** Activity **
Each line below that holds the word "Default" counts once; state the total number of such lines and nothing else.
╔══
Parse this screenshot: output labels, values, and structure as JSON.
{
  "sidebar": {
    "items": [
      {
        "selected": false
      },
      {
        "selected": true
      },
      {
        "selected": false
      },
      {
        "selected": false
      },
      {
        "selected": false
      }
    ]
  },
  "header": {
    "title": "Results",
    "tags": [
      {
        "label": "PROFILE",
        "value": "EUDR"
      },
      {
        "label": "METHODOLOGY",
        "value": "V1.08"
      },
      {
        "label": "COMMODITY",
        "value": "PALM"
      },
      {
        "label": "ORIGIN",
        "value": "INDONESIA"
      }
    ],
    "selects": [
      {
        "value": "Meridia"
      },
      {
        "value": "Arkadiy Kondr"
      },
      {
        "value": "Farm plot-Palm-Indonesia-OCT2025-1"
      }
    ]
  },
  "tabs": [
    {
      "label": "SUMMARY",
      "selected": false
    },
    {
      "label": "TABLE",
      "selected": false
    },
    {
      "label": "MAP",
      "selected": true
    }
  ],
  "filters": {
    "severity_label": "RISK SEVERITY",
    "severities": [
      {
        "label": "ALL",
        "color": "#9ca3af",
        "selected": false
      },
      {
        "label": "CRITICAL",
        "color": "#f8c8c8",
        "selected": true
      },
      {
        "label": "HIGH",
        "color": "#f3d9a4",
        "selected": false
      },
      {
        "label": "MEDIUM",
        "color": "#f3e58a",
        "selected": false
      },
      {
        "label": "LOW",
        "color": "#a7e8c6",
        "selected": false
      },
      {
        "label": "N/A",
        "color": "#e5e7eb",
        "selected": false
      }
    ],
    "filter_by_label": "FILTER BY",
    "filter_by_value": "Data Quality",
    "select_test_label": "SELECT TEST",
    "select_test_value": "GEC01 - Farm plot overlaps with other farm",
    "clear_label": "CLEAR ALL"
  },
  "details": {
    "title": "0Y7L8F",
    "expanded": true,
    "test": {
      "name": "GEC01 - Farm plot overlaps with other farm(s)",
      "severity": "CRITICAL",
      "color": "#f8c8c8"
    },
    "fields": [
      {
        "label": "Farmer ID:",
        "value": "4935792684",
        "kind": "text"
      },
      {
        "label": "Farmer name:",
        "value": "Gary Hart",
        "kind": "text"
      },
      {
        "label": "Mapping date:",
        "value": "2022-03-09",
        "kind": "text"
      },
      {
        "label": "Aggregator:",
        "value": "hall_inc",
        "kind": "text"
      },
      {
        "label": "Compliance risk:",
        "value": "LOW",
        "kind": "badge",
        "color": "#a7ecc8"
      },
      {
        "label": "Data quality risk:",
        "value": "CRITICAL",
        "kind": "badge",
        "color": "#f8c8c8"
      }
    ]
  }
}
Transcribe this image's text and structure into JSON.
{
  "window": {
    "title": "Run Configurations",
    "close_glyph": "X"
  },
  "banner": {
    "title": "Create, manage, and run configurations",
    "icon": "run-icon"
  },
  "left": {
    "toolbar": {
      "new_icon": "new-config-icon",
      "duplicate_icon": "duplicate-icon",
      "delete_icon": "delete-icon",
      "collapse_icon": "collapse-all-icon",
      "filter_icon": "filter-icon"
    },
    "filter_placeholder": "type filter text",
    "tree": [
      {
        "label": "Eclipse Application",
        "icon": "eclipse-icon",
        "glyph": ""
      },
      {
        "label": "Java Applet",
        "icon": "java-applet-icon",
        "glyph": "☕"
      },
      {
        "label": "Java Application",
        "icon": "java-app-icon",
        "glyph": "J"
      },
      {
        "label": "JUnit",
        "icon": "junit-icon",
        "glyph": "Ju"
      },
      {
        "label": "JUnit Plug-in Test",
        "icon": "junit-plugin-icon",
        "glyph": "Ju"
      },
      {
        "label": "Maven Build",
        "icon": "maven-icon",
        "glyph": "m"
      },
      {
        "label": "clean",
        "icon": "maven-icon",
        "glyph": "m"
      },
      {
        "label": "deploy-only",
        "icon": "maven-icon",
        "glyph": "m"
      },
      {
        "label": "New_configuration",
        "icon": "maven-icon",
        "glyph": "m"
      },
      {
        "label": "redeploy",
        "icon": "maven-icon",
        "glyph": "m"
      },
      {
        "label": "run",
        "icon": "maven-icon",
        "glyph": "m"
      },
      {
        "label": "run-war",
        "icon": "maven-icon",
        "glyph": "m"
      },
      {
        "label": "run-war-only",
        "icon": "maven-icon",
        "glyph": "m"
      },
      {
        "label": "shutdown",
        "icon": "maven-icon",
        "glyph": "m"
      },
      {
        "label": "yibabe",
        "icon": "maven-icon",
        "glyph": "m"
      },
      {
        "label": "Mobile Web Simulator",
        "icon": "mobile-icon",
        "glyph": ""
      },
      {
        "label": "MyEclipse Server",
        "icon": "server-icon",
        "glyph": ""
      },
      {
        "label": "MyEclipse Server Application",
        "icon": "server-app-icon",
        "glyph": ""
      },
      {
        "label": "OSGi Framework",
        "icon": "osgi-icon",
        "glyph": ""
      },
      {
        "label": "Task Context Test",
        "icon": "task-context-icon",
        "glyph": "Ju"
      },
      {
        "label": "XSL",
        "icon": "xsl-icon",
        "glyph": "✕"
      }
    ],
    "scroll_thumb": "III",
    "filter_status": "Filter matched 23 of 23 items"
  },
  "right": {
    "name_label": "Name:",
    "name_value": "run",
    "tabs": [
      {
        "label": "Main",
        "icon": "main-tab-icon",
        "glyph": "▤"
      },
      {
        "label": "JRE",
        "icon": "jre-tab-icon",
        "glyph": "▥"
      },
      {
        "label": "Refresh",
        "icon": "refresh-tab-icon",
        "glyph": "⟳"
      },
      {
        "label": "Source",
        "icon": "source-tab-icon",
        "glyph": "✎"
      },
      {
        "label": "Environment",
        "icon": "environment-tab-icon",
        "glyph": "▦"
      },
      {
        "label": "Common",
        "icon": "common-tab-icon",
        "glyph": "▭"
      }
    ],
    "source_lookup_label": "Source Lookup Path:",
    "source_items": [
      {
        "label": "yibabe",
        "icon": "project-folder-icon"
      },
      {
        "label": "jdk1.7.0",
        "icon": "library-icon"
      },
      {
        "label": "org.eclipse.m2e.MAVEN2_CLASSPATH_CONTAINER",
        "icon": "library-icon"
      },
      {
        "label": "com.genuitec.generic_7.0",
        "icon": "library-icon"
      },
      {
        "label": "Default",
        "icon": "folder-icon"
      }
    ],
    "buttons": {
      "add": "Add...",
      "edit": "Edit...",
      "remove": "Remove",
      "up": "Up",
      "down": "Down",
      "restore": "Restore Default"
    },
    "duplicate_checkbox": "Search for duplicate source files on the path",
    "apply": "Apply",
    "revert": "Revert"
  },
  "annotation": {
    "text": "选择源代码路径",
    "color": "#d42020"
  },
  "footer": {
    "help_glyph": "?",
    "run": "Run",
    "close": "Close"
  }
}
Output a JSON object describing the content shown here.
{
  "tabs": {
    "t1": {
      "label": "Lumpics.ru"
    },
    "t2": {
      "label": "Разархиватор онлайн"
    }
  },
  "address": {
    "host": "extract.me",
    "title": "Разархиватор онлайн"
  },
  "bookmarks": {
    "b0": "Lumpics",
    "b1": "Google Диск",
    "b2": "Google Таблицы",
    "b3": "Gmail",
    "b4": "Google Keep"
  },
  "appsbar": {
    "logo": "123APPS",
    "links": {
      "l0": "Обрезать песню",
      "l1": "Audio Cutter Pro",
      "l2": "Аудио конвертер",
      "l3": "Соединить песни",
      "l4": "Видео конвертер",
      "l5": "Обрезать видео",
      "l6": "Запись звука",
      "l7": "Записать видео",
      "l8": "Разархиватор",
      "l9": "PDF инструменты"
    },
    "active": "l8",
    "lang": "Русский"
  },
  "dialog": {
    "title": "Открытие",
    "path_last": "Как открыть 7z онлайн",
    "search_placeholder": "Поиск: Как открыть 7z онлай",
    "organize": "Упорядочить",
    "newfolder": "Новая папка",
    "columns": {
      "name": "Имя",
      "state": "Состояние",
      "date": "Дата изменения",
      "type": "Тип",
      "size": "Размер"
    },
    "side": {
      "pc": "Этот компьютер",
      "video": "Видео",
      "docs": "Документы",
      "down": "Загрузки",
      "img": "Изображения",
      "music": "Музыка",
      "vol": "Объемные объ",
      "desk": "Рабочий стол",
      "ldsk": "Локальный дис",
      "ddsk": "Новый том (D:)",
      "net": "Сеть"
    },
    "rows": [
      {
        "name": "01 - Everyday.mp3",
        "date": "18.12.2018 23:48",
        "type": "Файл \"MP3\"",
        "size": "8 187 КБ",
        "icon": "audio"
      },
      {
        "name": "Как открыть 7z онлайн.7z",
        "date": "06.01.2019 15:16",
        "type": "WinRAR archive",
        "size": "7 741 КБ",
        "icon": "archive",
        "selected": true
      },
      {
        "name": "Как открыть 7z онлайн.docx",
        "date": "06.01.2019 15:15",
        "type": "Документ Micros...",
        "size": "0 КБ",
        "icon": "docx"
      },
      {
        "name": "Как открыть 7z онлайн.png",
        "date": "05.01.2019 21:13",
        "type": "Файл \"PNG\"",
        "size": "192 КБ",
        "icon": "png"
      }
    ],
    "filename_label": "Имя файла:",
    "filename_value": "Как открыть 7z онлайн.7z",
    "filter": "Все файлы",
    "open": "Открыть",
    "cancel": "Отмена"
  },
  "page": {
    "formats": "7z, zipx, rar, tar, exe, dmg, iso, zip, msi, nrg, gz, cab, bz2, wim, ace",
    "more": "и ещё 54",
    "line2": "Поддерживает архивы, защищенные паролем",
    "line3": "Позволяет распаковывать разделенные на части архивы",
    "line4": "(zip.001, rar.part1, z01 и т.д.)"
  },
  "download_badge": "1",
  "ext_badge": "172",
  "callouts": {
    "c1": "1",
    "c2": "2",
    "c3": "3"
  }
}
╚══
** Output for this task **
2